However, I ran into the following bit of news that smacked of double standards.... Normal wisdom and classic free market principles would allow one to punish stewards of companies by slashing pay and withholding perks for jobs poorly done. Yes, bigger screwups bestow smaller paychecks - or so the saying goes - not so for the CEO's of Freddie Mac and Fannie Mae.

From here:

Daniel H. Mudd, the departing head of Fannie Mae, stands to collect $9.3 million in severance pay, retirement benefits and deferred compensation, provided his dismissal is deemed to be “without cause,”

Richard F. Syron, the departing chief executive of Freddie Mac, could receive an exit package of at least $14.1 million, largely because of a clause added to his employment contract in mid-July as his company’s troubles deepened.


Looks like the chiefs were fattening their pockets for many years…

Mr. Mudd’s predecessor at Fannie Mae, Franklin D. Raines, took home more than $52 million while he was chief executive from 1999 to 2004 while Mr. Syron’s predecessor at Freddie Mac, Leland C. Brendsel, took home more than $28.4 million from 1993 to 2003

Sunday, September 07, 2008

Saturday, September 06, 2008

Stoops to conquer dept...

I do not know what to make of this piece of news...


McCain supporters, claiming they rescued 12,000 miniature American flags from the site of Barack Obama’s nomination acceptance speech last Thursday, redistributed the orphan flags to audience members ahead of a McCain rally in Colorado Springs on Saturday.

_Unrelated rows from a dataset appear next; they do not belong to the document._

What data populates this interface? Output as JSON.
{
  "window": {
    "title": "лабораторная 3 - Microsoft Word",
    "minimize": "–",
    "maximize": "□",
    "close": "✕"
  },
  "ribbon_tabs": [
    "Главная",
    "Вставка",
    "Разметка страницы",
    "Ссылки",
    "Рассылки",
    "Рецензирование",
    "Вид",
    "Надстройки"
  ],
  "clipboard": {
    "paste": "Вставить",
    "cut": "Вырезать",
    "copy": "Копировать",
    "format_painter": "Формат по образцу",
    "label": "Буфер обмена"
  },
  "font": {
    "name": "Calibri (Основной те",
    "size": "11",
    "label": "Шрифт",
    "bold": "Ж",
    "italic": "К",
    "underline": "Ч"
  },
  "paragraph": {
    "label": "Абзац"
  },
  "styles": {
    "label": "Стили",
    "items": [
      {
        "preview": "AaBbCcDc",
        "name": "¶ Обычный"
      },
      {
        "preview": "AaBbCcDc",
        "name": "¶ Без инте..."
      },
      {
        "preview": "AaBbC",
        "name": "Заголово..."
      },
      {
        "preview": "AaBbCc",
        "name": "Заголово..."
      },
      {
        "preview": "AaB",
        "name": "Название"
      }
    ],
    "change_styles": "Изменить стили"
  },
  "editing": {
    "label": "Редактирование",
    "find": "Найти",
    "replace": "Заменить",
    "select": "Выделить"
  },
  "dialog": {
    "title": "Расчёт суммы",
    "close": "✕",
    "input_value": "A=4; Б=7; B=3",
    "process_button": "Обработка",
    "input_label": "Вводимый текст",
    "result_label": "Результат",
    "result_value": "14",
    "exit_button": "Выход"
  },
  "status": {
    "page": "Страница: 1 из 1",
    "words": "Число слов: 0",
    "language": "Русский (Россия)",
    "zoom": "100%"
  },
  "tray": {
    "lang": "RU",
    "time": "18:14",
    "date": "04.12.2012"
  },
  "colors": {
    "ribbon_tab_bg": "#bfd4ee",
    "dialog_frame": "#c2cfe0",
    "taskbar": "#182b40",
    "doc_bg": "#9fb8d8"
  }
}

The move was an overt swipe at Obama from a campaign whose motto has been “country first.” But Democratic convention organizers claimed the flags were going to be reused — but instead were snatched from the site of Obama’s historic address to carry out a “cheap political stunt.”.


Now they are picking through trash... From here...

Thursday, September 04, 2008

Weather watch: Drill, baby, drill!

Everybody talks about the weather, but nobody does anything about it - attributed to Mark Twain (1835–1910)

Just last week Gustav slammed the Gulf coast - luckily, we dodged a Katrina. This morning, I heard that other named storms like Hanna (heading fast for the Carolinas), Ike (a category 3 storm) and Josephine are coming up fast from the mid Atlantic. A new study finds that the strongest of hurricanes and typhoons have become even stronger over the last two and a half decades. Today, the Canadian Ice Service has declared as navigable the northerly, deep-water route of the Northwest Passage. It is only the second time in recorded history -- and the second year in a row -- the corridor opened enough to let regular ships safely through the Arctic Ocean. Last week, a chunk of ice nearly the size of Manhattan broke away from Ellesmere Island in Canada.

Admist all of this din, one hears a steady drumbeat of Drill, baby, drill! And drill now! - for more oil. We have been hearing it almost daily from both campaigns. It sure is confusing, but it is clear that climate warming is a real and present danger, regardless of what people might say... and more drilling is definitely not going to help.


Comment

Sarah Palin's speech last night was a mixture of hard hitting soundbites and the usual rhetoric. Needless to say, she has great potential for her party. It also looks like she may eclipse McCain very soon. Of course, parading her special needs baby around the floor like it were a trophy on reality television was not really required - but it is all part of the show - I guess.

Wednesday, September 03, 2008

Poem


Here the Birds’ Journey Ends by Mahmoud Darwish (1941 - 2008)

Here the birds’ journey ends, our journey, the journey of words,
and after us there will be a horizon for the new birds.
We are the ones who forge the sky’s copper, the sky that will carve roads
after us and make amends with our names above the distant cloud slopes.
Soon we will descend the widow’s descent in the memory fields
and raise our tent to the final winds: blow, for the poem to live, and blow
on the poem’s road. After us, the plants will grow and grow
over roads only we have walked and our obstinate steps inaugurated.
And we will etch on the final rocks, “Long live life, long live life,”
and fall into ourselves. And after us there’ll be a horizon for the new birds.

(Published in the Aug 25 08' edition of the New Yorker and translated, from the Arabic, by Fady Joudah.)